First GRI Field Conference in Africa Explores Intersection of Science and Faith

Groundbreaking conference in Tanzania provided hands-on experience with training.

Emeraude Tobias, Geoscience Research Institute
First GRI Field Conference in Africa Explores Intersection of Science and Faith
A dynamic group of 60 educators joined Geoscience Research Institute scientists on a journey across Tanzania’s breathtaking landscapes. [Photo: Geoscience Research Institute]

The Geoscience Research Institute (GRI), a scientific research facility of the Seventh-day Adventist Church, recently hosted its first field conference on the African continent in Tanzania. Field conferences go beyond traditional meetings and lectures to immerse participants in hands-on experiences, directly exposing them to natural features relevant to a biblical understanding of origins.

While numerous field conferences have been conducted in the multidecadal history of GRI in locations throughout North America, South America, Europe, and Australasia, this groundbreaking event in Africa marked a significant milestone in the Institute’s engagement and service to the global church.

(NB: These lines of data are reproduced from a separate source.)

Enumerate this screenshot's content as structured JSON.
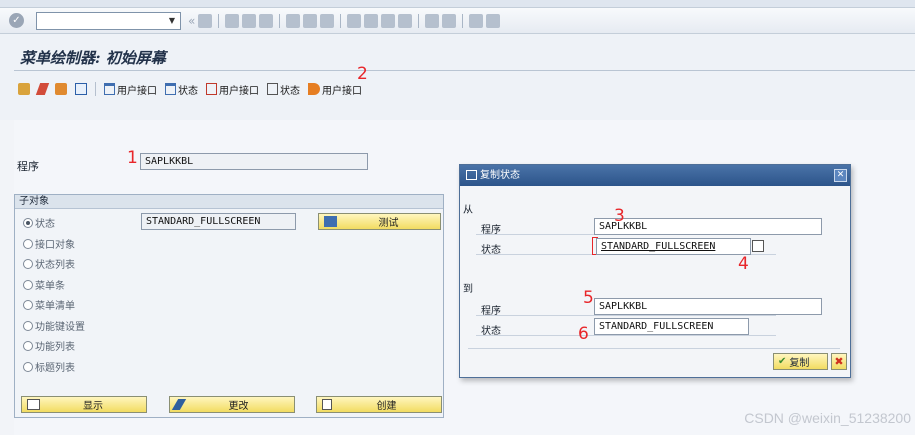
{
  "toolbar": {
    "ok_glyph": "✓",
    "command_field_value": "",
    "nav_glyph": "«"
  },
  "screen": {
    "title": "菜单绘制器: 初始屏幕"
  },
  "app_toolbar": {
    "items": [
      {
        "label": "用户接口",
        "icon": "trash-icon"
      },
      {
        "label": "状态",
        "icon": "trash-icon"
      },
      {
        "label": "用户接口",
        "icon": "copy-icon"
      },
      {
        "label": "状态",
        "icon": "copy-icon"
      },
      {
        "label": "用户接口",
        "icon": "properties-icon"
      }
    ]
  },
  "program": {
    "label": "程序",
    "value": "SAPLKKBL"
  },
  "subobjects": {
    "header": "子对象",
    "status_value": "STANDARD_FULLSCREEN",
    "radios": [
      {
        "label": "状态",
        "selected": true
      },
      {
        "label": "接口对象",
        "selected": false
      },
      {
        "label": "状态列表",
        "selected": false
      },
      {
        "label": "菜单条",
        "selected": false
      },
      {
        "label": "菜单清单",
        "selected": false
      },
      {
        "label": "功能键设置",
        "selected": false
      },
      {
        "label": "功能列表",
        "selected": false
      },
      {
        "label": "标题列表",
        "selected": false
      }
    ],
    "test_button": "测试"
  },
  "actions": {
    "display": "显示",
    "change": "更改",
    "create": "创建"
  },
  "dialog": {
    "title": "复制状态",
    "from_label": "从",
    "to_label": "到",
    "program_label": "程序",
    "status_label": "状态",
    "from_program": "SAPLKKBL",
    "from_status": "STANDARD_FULLSCREEN",
    "to_program": "SAPLKKBL",
    "to_status": "STANDARD_FULLSCREEN",
    "copy_button": "复制",
    "close_glyph": "✕",
    "cancel_glyph": "✖"
  },
  "annotations": [
    "1",
    "2",
    "3",
    "4",
    "5",
    "6"
  ],
  "watermark": "CSDN @weixin_51238200",
  "colors": {
    "annotation": "#e8262a",
    "dialog_title": "#2c548a",
    "button_yellow": "#f2dc61"
  }
}
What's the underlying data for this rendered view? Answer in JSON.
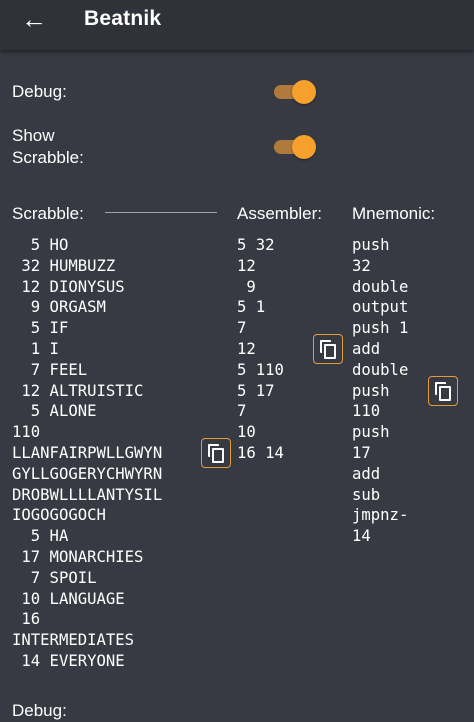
{
  "app_bar": {
    "back_icon": "arrow-left-icon",
    "title": "Beatnik"
  },
  "settings": {
    "debug_label": "Debug:",
    "debug_on": true,
    "show_scrabble_line1": "Show",
    "show_scrabble_line2": "Scrabble:",
    "show_scrabble_on": true,
    "accent_color": "#f6a12e"
  },
  "headers": {
    "scrabble": "Scrabble:",
    "assembler": "Assembler:",
    "mnemonic": "Mnemonic:"
  },
  "scrabble_text": "  5 HO\n 32 HUMBUZZ\n 12 DIONYSUS\n  9 ORGASM\n  5 IF\n  1 I\n  7 FEEL\n 12 ALTRUISTIC\n  5 ALONE\n110\nLLANFAIRPWLLGWYN\nGYLLGOGERYCHWYRN\nDROBWLLLLANTYSIL\nIOGOGOGOCH\n  5 HA\n 17 MONARCHIES\n  7 SPOIL\n 10 LANGUAGE\n 16\nINTERMEDIATES\n 14 EVERYONE",
  "assembler_text": "5 32\n12\n 9\n5 1\n7\n12\n5 110\n5 17\n7\n10\n16 14",
  "mnemonic_text": "push\n32\ndouble\noutput\npush 1\nadd\ndouble\npush\n110\npush\n17\nadd\nsub\njmpnz-\n14",
  "copy_icon": "copy-icon",
  "footer_partial_label": "Debug:"
}
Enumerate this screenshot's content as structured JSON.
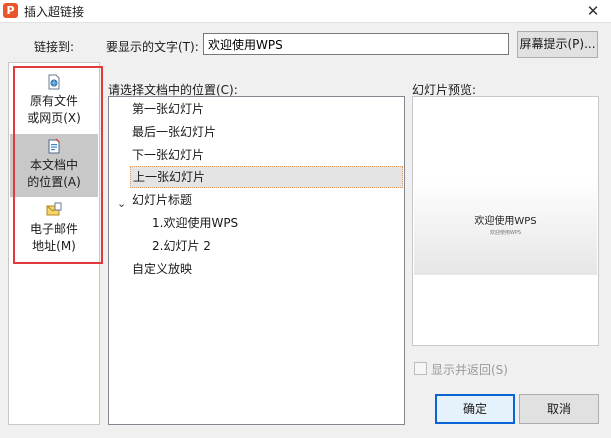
{
  "window": {
    "title": "插入超链接",
    "app_icon": "P",
    "close_glyph": "✕"
  },
  "link_to_label": "链接到:",
  "display_text": {
    "label": "要显示的文字(T):",
    "value": "欢迎使用WPS"
  },
  "screentip_button": "屏幕提示(P)...",
  "nav": [
    {
      "line1": "原有文件",
      "line2": "或网页(X)",
      "icon": "file-web-icon",
      "selected": false
    },
    {
      "line1": "本文档中",
      "line2": "的位置(A)",
      "icon": "document-place-icon",
      "selected": true
    },
    {
      "line1": "电子邮件",
      "line2": "地址(M)",
      "icon": "email-icon",
      "selected": false
    }
  ],
  "location_label": "请选择文档中的位置(C):",
  "tree": {
    "first_slide": "第一张幻灯片",
    "last_slide": "最后一张幻灯片",
    "next_slide": "下一张幻灯片",
    "prev_slide": "上一张幻灯片",
    "slide_titles": "幻灯片标题",
    "slide1": "1.欢迎使用WPS",
    "slide2": "2.幻灯片 2",
    "custom_show": "自定义放映",
    "expand_glyph": "⌄"
  },
  "preview": {
    "label": "幻灯片预览:",
    "slide_title": "欢迎使用WPS",
    "slide_subtitle": "欢迎使用WPS"
  },
  "show_and_return": {
    "label": "显示并返回(S)",
    "checked": false,
    "enabled": false
  },
  "buttons": {
    "ok": "确定",
    "cancel": "取消"
  },
  "colors": {
    "selection_bg": "#c8c8c8",
    "highlight_box": "#e03a3a",
    "default_button_border": "#0a64d3"
  }
}
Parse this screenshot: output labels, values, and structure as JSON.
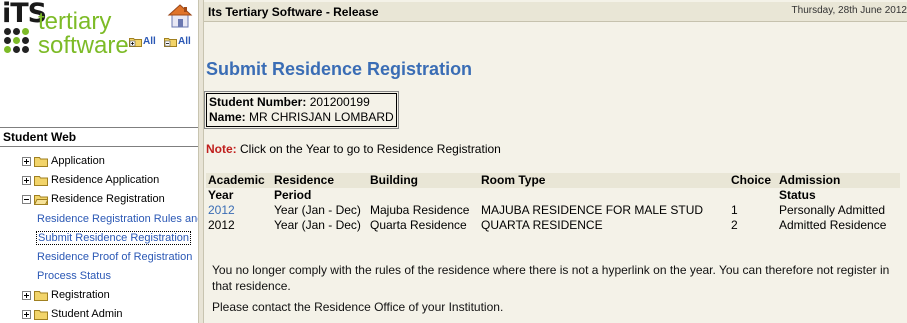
{
  "logo": {
    "its": "iTS",
    "line1": "tertiary",
    "line2": "software"
  },
  "toolbar": {
    "expand_all": "All",
    "collapse_all": "All"
  },
  "left": {
    "section_title": "Student Web",
    "tree": [
      {
        "label": "Application",
        "expanded": false
      },
      {
        "label": "Residence Application",
        "expanded": false
      },
      {
        "label": "Residence Registration",
        "expanded": true,
        "children": [
          "Residence Registration Rules and",
          "Submit Residence Registration",
          "Residence Proof of Registration",
          "Process Status"
        ]
      },
      {
        "label": "Registration",
        "expanded": false
      },
      {
        "label": "Student Admin",
        "expanded": false
      }
    ]
  },
  "header": {
    "app_title": "Its Tertiary Software - Release",
    "date": "Thursday, 28th June 2012"
  },
  "main": {
    "page_title": "Submit Residence Registration",
    "student": {
      "number_label": "Student Number:",
      "number": "201200199",
      "name_label": "Name:",
      "name": "MR CHRISJAN LOMBARD"
    },
    "note": {
      "label": "Note:",
      "text": " Click on the Year to go to Residence Registration"
    },
    "table": {
      "headers_row1": [
        "Academic",
        "Residence",
        "Building",
        "Room Type",
        "Choice",
        "Admission"
      ],
      "headers_row2": [
        "Year",
        "Period",
        "",
        "",
        "",
        "Status"
      ],
      "rows": [
        {
          "year": "2012",
          "link": true,
          "period": "Year (Jan - Dec)",
          "building": "Majuba Residence",
          "room_type": "MAJUBA RESIDENCE FOR MALE STUD",
          "choice": "1",
          "status": "Personally Admitted"
        },
        {
          "year": "2012",
          "link": false,
          "period": "Year (Jan - Dec)",
          "building": "Quarta Residence",
          "room_type": "QUARTA RESIDENCE",
          "choice": "2",
          "status": "Admitted Residence"
        }
      ]
    },
    "message1": "You no longer comply with the rules of the residence where there is not a hyperlink on the year. You can therefore not register in that residence.",
    "message2": "Please contact the Residence Office of your Institution."
  },
  "colors": {
    "accent_blue": "#3a6db5",
    "note_red": "#c0201e",
    "logo_green": "#7dbb27",
    "panel_bg": "#f4f2e8"
  }
}
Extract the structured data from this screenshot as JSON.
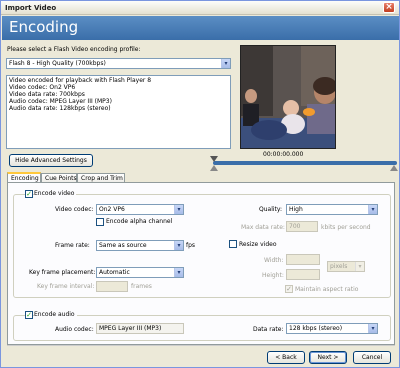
{
  "window": {
    "title": "Import Video",
    "close_glyph": "×"
  },
  "header": {
    "title": "Encoding"
  },
  "profile": {
    "prompt": "Please select a Flash Video encoding profile:",
    "selected": "Flash 8 - High Quality (700kbps)",
    "description": [
      "Video encoded for playback with Flash Player 8",
      "Video codec: On2 VP6",
      "Video data rate: 700kbps",
      "Audio codec: MPEG Layer III (MP3)",
      "Audio data rate: 128kbps (stereo)"
    ]
  },
  "preview": {
    "timecode": "00:00:00.000",
    "playhead": 0.0
  },
  "advanced_button": "Hide Advanced Settings",
  "tabs": [
    "Encoding",
    "Cue Points",
    "Crop and Trim"
  ],
  "encode_video": {
    "label": "Encode video",
    "checked": true,
    "video_codec_label": "Video codec:",
    "video_codec": "On2 VP6",
    "alpha_label": "Encode alpha channel",
    "alpha_checked": false,
    "frame_rate_label": "Frame rate:",
    "frame_rate": "Same as source",
    "fps": "fps",
    "key_frame_label": "Key frame placement:",
    "key_frame": "Automatic",
    "key_interval_label": "Key frame interval:",
    "key_interval": "",
    "frames": "frames",
    "quality_label": "Quality:",
    "quality": "High",
    "max_rate_label": "Max data rate:",
    "max_rate": "700",
    "kbits": "kbits per second",
    "resize_label": "Resize video",
    "resize_checked": false,
    "width_label": "Width:",
    "height_label": "Height:",
    "units": "pixels",
    "aspect_label": "Maintain aspect ratio",
    "aspect_checked": true
  },
  "encode_audio": {
    "label": "Encode audio",
    "checked": true,
    "codec_label": "Audio codec:",
    "codec": "MPEG Layer III (MP3)",
    "rate_label": "Data rate:",
    "rate": "128 kbps (stereo)"
  },
  "footer": {
    "back": "< Back",
    "next": "Next >",
    "cancel": "Cancel"
  },
  "icons": {
    "check": "✓",
    "dropdown": "▾"
  },
  "colors": {
    "header": "#3a6ea9",
    "tab_highlight": "#ffc83c"
  }
}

GRI’s decision to partner with the East-Central Africa Division (ECD) of the Adventist Church for the conference underscored the division’s status as a powerhouse in Adventist education. With an estimated 750,000 students in more than 3,400 institutions, ECD boasts the largest Seventh-day Adventist educational footprint globally. To optimize impact, 60 individuals were strategically selected for participation in the conference, representing key actors in education, including secondary school science teachers, science professors from tertiary institutions, union directors of education, university administrators, and public campus ministries student leaders.

Tanzania was deliberately chosen as the background of this conference because it provides a canvas to explore major areas crucial to the application of a biblical framework in understanding origins models, organizers said. For example, Lake Victoria and Archean rocks in its vicinity offered a study focus on planetary formation and the age of the earth in relation to creation week. Wildlife in the Serengeti and Ngorongoro national parks informed a discussion of ecology, animal interactions, and the consequences of the fall on biological systems. Olduvai Gorge provided a site for the evaluation of models of human origins and the fossil record of humans. And the East African Rift helped in the exploration of plate tectonics, flood models, and the earth’s dynamic history.

“The field conference has started a ripple effect,” ECD education director Andrew Mutero said. “This will be felt across the 11 countries of the East-Central Africa Division. We are now trained, informed, and very motivated. We are going to hit the ground running.”

Complementing the field experiences were lectures by an international panel of GRI scientists and representatives from the world divisions of the Adventist Church. Topics ranged from the fine-tuning of the cosmos to navigating the delicate balance between scientism and fundamentalism. Two workshop sessions engaged three distinct groups — leaders, students, and teachers — resulting in each group establishing resolutions and actionable goals for the coming year.

“The attendees were a great group to work with,” Ben Clausen, senior scientist for GRI and field conference director, said. “The objectives were to learn new geology and biology, understand time issues in relation to earth history models, foster a positive attitude relating science and faith, and increase trust in God and His Word.”

The conference’s success has paved the way for future collaboration between GRI and ECD. Plans include establishing a GRI branch office; developing certificate training for teachers at the Adventist University of Africa in the intersection of faith and science; and offering a series of training events in the division scheduled for the upcoming year.

“I thank God for the conference,” said Alfaxad Mussa Chacha, biology and chemistry teacher at Ikizu High School in Rwanda. “Together, we learned more about creation, and as a biologist, I will use the opportunity of teaching genetics to show how we are fearfully and wonderfully made.”

As the echoes of the GRI field conference resonate through the ECD, with the participants’ return to their respective countries, new paths for understanding the intersection of faith and science illuminate the church’s witness about our loving Creator, organizers said. “The event has empowered a new generation of educators and leaders to carry the torch of knowledge into their respective communities,” they said.

Emeraude Tobias, Geoscience Research Institute